What is the count of lines in the records that include "Business"? Reply with that number alone.

■ Dataset content
---+---
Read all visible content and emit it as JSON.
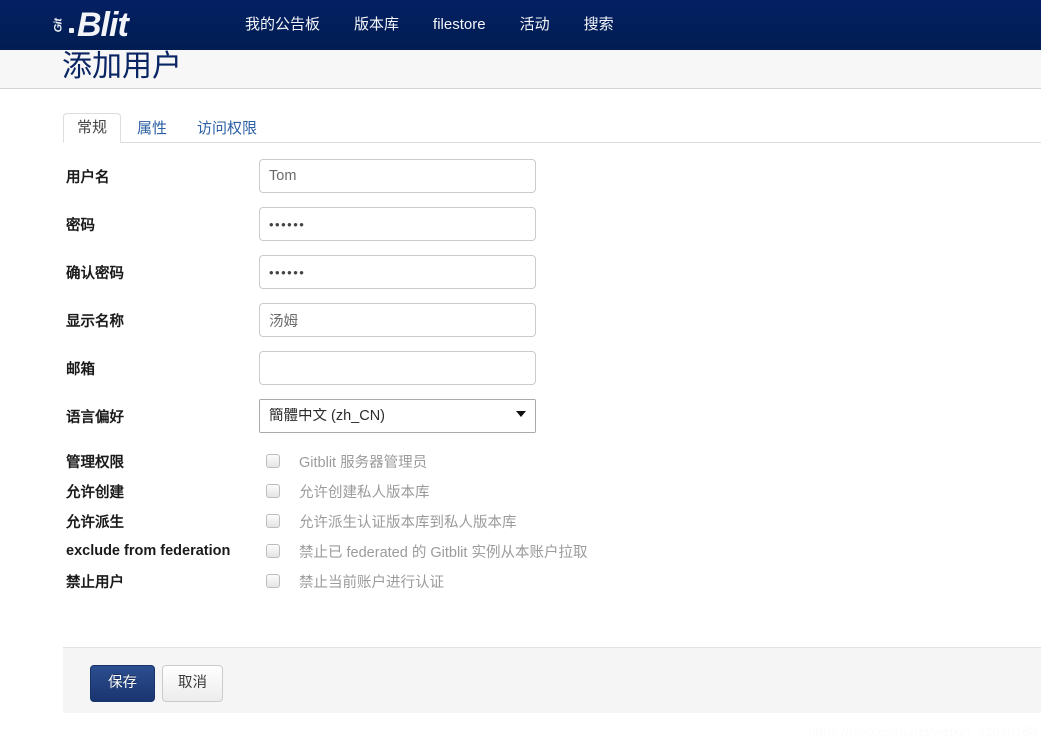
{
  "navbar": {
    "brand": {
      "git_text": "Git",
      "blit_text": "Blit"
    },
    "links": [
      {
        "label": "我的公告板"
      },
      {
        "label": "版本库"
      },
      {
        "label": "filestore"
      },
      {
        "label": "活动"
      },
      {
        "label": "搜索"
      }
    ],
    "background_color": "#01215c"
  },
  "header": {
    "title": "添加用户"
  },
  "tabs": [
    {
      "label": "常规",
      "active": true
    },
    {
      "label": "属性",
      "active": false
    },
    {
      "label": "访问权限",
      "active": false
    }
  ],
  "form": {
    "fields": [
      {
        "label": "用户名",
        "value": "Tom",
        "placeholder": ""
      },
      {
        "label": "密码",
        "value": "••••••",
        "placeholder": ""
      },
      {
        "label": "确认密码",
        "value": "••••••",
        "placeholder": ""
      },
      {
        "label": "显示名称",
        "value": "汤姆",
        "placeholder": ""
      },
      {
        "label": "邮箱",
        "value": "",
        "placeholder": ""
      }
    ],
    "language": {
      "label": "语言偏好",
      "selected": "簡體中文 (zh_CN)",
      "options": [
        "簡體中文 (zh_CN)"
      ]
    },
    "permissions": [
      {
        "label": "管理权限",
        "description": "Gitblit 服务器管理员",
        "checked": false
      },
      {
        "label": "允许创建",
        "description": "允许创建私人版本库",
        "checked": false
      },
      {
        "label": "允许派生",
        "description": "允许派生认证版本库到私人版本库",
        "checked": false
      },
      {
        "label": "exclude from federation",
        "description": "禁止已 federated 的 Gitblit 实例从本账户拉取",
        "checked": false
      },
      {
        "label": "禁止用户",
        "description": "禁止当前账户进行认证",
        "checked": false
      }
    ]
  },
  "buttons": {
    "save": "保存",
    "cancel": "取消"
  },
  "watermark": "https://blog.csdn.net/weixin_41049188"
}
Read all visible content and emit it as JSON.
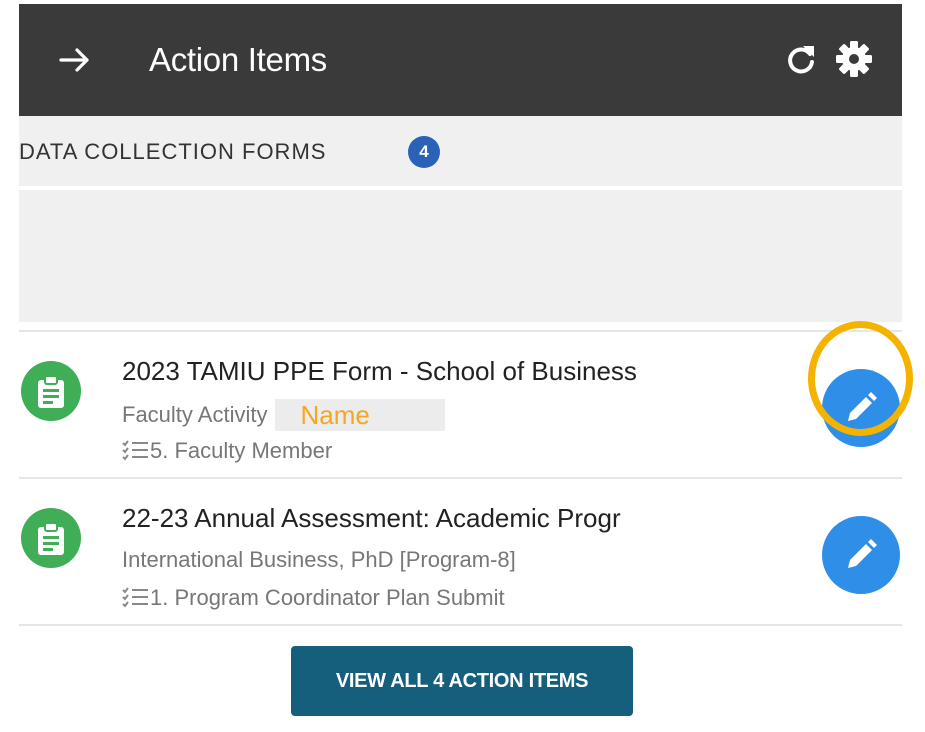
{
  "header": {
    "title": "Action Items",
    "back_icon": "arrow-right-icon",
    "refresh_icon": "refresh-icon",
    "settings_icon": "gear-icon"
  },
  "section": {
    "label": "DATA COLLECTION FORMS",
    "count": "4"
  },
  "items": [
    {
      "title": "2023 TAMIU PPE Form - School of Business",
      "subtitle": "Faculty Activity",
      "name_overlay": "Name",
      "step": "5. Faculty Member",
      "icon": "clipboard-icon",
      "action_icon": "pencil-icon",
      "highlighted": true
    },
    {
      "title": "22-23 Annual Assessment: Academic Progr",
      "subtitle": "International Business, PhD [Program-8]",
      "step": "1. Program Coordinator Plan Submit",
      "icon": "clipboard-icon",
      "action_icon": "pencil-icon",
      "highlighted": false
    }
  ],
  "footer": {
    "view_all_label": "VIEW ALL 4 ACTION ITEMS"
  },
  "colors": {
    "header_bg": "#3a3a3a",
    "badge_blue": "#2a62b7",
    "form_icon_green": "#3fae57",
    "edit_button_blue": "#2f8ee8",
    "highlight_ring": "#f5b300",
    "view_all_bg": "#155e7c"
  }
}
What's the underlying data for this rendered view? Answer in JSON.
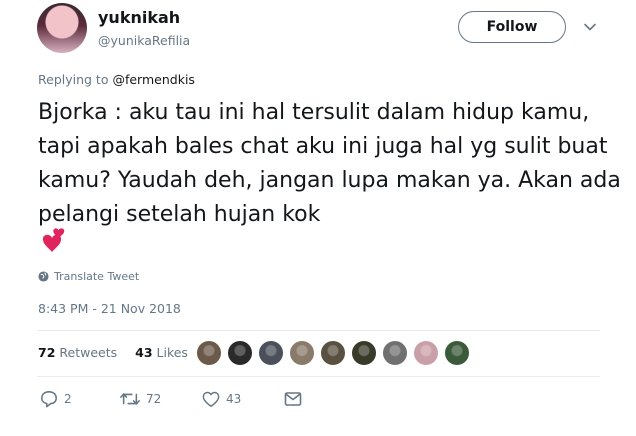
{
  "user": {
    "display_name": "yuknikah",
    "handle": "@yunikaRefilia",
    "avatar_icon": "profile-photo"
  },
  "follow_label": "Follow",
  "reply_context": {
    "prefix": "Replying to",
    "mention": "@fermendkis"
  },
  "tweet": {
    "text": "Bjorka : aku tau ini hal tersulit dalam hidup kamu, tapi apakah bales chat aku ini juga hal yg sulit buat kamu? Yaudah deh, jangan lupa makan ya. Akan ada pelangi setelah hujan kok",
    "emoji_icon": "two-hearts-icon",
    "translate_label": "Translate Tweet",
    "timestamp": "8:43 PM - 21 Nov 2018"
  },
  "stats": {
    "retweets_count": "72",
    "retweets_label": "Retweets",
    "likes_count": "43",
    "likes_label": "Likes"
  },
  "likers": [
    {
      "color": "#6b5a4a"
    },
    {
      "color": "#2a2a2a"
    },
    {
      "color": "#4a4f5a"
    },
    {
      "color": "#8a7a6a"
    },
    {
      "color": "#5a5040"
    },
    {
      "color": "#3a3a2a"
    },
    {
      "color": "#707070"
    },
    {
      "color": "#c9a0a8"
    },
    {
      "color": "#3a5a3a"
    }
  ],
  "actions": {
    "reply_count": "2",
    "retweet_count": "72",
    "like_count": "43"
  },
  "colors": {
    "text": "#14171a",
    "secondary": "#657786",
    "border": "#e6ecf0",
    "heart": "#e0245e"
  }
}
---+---
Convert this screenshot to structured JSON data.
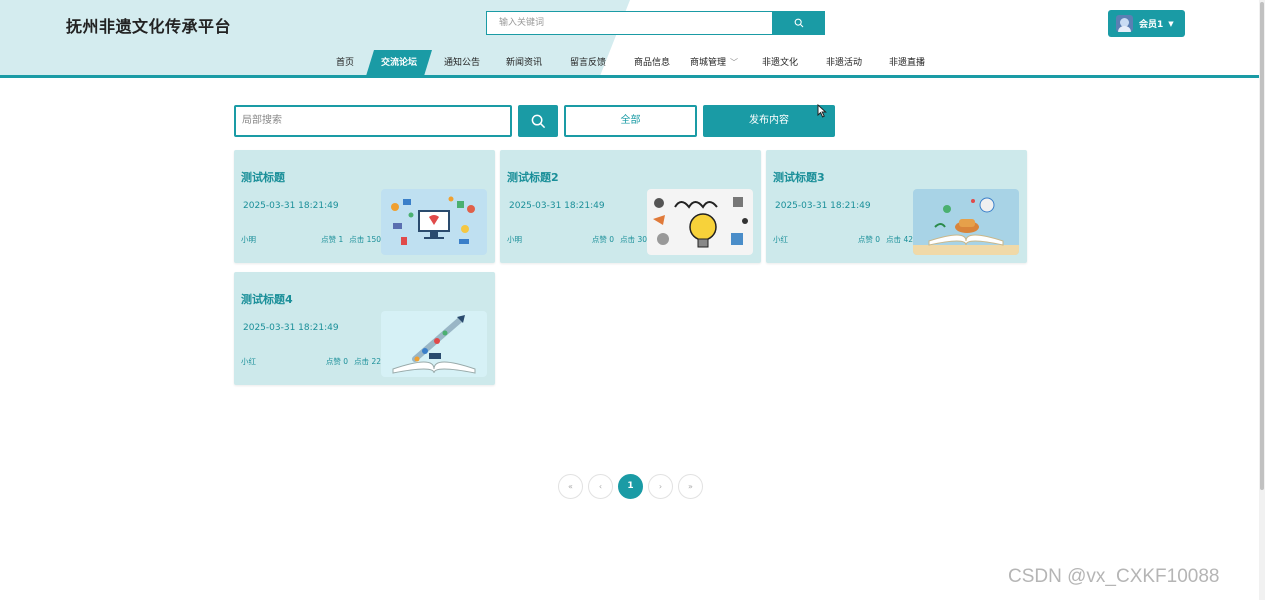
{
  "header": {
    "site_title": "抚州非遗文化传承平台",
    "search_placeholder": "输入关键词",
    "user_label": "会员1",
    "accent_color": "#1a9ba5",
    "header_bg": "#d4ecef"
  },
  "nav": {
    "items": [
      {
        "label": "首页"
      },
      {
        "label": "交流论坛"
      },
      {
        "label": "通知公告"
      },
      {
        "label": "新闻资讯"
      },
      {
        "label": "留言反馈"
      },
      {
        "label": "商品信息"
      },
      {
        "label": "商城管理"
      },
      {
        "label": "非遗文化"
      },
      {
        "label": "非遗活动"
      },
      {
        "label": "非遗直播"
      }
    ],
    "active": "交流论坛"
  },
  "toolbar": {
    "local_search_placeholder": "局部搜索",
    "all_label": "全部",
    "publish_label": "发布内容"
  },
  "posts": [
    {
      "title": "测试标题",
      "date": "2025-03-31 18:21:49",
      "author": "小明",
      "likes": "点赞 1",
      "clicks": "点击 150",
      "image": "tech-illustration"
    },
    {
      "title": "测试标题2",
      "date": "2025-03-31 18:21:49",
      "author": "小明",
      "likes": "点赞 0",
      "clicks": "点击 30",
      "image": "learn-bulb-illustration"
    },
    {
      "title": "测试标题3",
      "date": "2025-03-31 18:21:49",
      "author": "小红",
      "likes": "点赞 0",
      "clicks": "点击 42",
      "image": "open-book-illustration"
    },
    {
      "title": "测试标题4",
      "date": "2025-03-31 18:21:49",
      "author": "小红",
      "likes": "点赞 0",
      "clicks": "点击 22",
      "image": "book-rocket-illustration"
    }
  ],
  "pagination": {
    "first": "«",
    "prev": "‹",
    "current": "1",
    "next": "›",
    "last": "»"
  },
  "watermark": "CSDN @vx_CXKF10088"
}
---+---
■ Exercise response
2